Project description:Accumulating evidence has suggested resveratrol as a promising drug candidate for the treatment of epilepsy. To validate this, we tested the protective effect of resveratrol on a kainic acid (KA)-induced epilepsy model in rats and investigated the underlying mechanism. We found that acute resveratrol application partially inhibited evoked epileptiform discharges in the hippocampal CA1 region. During acute, silent and chronic phases of epilepsy, the expression of hippocampal kainate glutamate receptor (GluK2) and the GABAA receptor alpha1 subunit (GABAAR-alpha1) was up-regulated and down-regulated, respectively. Resveratrol reversed these effects and induced an antiepileptic effect. Furthermore, in the chronic phase, resveratrol treatment inhibited the KA-induced increased glutamate/GABA ratio in the hippocampus. The antiepileptic effects of resveratrol may be partially attributed to the reduction of glutamate-induced excitotoxicity and the enhancement in GABAergic inhibition.
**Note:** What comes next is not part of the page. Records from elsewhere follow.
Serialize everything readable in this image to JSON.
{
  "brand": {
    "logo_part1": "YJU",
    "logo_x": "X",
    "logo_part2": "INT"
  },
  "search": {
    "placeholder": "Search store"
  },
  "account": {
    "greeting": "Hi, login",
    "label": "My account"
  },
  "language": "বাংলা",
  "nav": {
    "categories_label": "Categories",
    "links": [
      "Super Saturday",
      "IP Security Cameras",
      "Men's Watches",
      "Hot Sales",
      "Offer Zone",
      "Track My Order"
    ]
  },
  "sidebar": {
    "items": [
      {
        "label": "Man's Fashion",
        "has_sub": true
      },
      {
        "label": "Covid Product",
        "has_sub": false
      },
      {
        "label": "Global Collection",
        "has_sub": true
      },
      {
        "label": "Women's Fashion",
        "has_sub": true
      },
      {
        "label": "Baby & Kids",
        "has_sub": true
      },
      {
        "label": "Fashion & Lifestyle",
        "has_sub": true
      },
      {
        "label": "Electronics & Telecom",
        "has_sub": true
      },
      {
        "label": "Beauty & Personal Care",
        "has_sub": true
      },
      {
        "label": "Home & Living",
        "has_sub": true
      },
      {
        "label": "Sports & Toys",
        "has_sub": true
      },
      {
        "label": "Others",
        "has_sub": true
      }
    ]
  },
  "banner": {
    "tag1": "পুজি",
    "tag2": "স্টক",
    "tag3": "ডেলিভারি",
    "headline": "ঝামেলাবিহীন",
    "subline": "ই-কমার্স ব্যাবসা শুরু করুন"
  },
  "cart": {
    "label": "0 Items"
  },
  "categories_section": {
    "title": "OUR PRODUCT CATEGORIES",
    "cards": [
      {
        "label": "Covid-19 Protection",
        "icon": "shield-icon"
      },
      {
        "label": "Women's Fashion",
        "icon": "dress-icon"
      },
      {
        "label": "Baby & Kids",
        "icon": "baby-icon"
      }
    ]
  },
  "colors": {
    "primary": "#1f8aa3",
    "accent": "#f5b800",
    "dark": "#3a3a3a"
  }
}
Project description:Abnormalities in excitatory/inhibitory neurotransmission are hypothesized to contribute to autism spectrum disorder (ASD) etiology. BTBR T (+) Itpr3 (tf) /J (BTBR), an inbred mouse strain, displays social deficits and repetitive self-grooming, offering face validity to ASD diagnostic symptoms. Reduced GABAergic neurotransmission in BTBR suggests that GABAA receptor positive allosteric modulators (PAMs) could improve ASD-relevant BTBR phenotypes. The neuroactive steroid ganaxolone acts as a PAM, displaying anticonvulsant properties in rodent epilepsy models and an anxiolytic-like profile in the elevated plus-maze.We evaluated ganaxolone in BTBR and C57BL/6J mice in standardized assays for sociability and repetitive behaviors. Open field and anxiety-related behaviors were tested as internal controls and for comparison with the existing neuroactive steroid literature.Ganaxolone improved aspects of social approach and reciprocal social interactions in BTBR, with no effect on repetitive self-grooming, and no detrimental effects in C57BL/6J. Ganaxolone increased overall exploratory activity in BTBR and C57BL/6J in the open field, social approach, and elevated plus-maze, introducing a confound for the interpretation of social improvements. Allopregnanolone and diazepam similarly increased total entries in the elevated plus-maze, indicating that behavioral activation may be a general property of GABAA receptor PAMs in these strains.Ganaxolone shows promise for improving sociability. In addition, ganaxolone, as well as other GABAA receptor PAMs, enhanced overall BTBR activity. The translational implications of specific sociability improvements and nonspecific behavioral activation by ganaxolone in the BTBR model remain to be determined. Future studies to explore whether PAMs provide a novel profile with unique benefits for ASD treatment will be worthwhile.